== Information provided

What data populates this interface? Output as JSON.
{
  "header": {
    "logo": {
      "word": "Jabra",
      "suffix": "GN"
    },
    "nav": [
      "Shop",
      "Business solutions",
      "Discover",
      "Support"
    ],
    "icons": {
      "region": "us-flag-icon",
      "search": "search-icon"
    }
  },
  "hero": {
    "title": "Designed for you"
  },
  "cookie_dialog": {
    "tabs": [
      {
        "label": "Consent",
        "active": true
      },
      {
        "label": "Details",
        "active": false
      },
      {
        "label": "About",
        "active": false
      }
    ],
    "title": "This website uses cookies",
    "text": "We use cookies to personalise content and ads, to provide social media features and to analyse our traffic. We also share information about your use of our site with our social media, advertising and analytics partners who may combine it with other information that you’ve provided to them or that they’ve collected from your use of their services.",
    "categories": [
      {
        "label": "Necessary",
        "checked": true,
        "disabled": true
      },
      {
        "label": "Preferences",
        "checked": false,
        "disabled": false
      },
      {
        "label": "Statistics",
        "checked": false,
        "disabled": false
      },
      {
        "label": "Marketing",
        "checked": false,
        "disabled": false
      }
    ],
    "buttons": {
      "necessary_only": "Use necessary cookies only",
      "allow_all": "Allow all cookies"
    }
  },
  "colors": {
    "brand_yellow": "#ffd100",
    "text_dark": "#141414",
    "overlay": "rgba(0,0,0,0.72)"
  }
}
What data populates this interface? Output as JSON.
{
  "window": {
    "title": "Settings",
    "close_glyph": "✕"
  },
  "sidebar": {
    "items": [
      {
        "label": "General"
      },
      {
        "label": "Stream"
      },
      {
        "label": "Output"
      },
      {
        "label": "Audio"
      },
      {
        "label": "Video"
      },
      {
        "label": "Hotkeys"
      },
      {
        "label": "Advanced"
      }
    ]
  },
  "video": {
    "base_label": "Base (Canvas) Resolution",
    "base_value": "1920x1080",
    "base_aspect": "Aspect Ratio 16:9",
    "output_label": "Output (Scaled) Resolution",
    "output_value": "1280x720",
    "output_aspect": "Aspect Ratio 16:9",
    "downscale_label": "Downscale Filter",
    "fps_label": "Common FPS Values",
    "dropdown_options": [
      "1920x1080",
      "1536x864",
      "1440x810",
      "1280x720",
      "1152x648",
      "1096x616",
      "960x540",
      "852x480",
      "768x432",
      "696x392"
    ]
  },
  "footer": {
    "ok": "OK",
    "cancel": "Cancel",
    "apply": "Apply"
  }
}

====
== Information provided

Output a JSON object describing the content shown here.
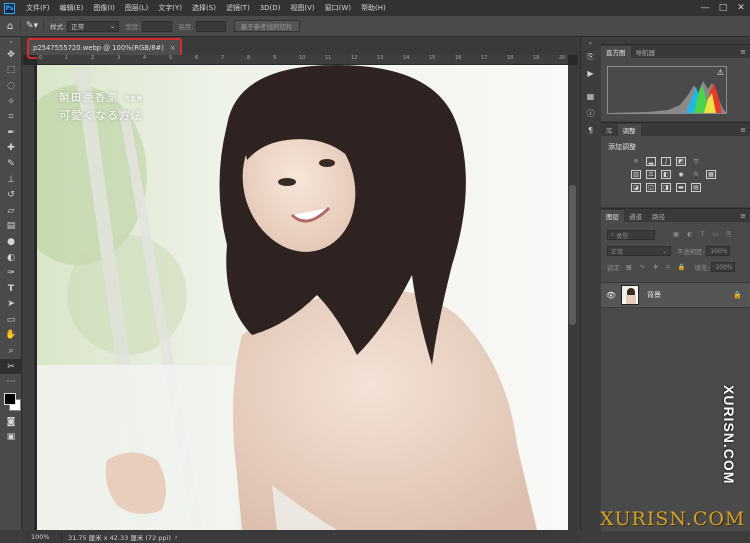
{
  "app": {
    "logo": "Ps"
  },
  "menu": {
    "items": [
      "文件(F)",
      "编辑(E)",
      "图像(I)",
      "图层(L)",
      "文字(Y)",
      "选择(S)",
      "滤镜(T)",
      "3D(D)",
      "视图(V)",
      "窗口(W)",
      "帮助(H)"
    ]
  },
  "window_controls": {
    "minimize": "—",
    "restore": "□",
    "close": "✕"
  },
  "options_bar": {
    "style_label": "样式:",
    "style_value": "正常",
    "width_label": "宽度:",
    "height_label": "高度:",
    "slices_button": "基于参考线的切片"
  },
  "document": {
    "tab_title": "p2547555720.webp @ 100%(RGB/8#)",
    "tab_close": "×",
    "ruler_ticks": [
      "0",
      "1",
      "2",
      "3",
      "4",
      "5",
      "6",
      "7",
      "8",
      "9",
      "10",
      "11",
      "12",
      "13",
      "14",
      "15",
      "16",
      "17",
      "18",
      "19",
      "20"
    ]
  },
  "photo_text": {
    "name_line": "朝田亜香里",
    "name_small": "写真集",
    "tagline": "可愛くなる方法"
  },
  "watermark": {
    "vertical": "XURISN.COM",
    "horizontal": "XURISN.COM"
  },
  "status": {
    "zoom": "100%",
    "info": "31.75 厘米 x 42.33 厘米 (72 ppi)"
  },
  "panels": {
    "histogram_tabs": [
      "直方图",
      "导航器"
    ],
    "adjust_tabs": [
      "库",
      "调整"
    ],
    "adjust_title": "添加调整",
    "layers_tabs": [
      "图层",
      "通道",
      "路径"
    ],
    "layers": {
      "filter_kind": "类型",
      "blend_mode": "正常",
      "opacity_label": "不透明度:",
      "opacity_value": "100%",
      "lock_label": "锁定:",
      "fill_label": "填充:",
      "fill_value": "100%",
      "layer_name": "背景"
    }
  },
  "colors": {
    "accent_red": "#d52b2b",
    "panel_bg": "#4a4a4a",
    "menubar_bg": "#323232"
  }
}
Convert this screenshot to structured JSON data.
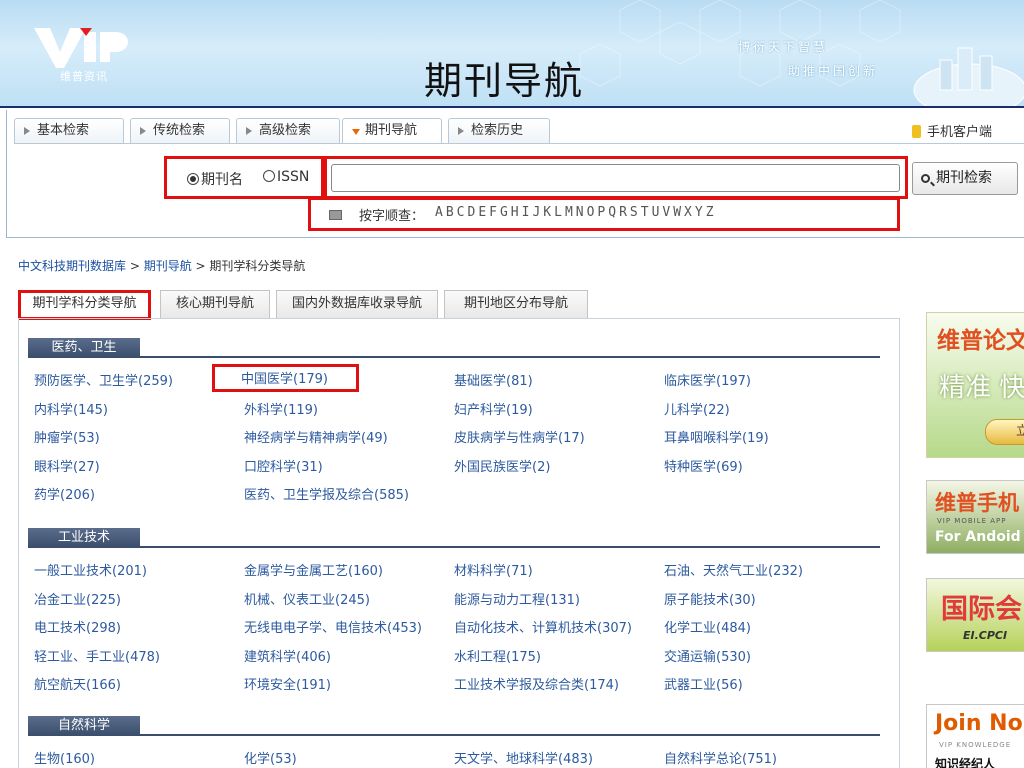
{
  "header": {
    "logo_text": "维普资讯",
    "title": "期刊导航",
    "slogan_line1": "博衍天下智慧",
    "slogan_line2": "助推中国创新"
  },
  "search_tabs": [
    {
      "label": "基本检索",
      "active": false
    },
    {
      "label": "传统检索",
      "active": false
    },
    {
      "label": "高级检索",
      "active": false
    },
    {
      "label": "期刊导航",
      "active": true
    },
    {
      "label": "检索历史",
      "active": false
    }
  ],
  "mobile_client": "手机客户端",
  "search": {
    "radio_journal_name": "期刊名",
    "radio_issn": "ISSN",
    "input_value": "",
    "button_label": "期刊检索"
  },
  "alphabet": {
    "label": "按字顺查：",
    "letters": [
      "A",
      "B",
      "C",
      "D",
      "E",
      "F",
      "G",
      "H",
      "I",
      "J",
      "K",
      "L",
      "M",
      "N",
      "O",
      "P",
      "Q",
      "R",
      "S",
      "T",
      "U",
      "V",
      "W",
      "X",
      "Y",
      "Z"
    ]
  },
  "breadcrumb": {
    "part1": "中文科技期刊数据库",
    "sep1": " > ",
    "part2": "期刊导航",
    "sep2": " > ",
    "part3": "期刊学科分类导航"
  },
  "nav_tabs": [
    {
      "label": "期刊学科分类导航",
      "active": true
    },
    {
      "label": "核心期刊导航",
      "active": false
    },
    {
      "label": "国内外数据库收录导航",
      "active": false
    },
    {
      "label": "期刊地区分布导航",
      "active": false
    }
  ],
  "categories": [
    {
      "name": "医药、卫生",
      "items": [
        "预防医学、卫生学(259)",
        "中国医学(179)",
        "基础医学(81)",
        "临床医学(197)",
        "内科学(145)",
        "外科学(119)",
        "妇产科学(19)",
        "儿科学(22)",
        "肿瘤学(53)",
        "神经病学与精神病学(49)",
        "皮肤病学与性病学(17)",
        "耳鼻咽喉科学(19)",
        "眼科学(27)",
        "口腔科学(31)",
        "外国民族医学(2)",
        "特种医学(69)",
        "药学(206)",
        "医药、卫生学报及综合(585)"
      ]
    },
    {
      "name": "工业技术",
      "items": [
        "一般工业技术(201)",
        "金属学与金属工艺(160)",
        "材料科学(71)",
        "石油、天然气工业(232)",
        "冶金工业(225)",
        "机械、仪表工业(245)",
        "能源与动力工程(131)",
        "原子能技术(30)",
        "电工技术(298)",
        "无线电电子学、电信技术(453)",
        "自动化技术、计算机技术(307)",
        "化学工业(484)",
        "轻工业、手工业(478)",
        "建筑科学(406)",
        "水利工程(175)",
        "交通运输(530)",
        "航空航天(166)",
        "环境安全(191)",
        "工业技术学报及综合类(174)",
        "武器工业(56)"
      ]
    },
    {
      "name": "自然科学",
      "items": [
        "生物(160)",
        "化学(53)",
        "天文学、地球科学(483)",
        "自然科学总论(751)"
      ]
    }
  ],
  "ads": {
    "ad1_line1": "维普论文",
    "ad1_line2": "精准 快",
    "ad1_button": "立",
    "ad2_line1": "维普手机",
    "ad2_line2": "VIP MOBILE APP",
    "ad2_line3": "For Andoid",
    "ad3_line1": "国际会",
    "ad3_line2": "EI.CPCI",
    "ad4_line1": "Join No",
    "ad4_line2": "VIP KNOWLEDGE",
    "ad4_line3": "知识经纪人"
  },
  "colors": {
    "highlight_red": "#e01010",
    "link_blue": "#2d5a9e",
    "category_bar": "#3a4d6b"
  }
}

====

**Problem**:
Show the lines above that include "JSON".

**Answer to this problem**:
What data populates this interface? Output as JSON.
What data populates this interface? Output as JSON.
Output a JSON object describing the content shown here.
Convert this screenshot to structured JSON data.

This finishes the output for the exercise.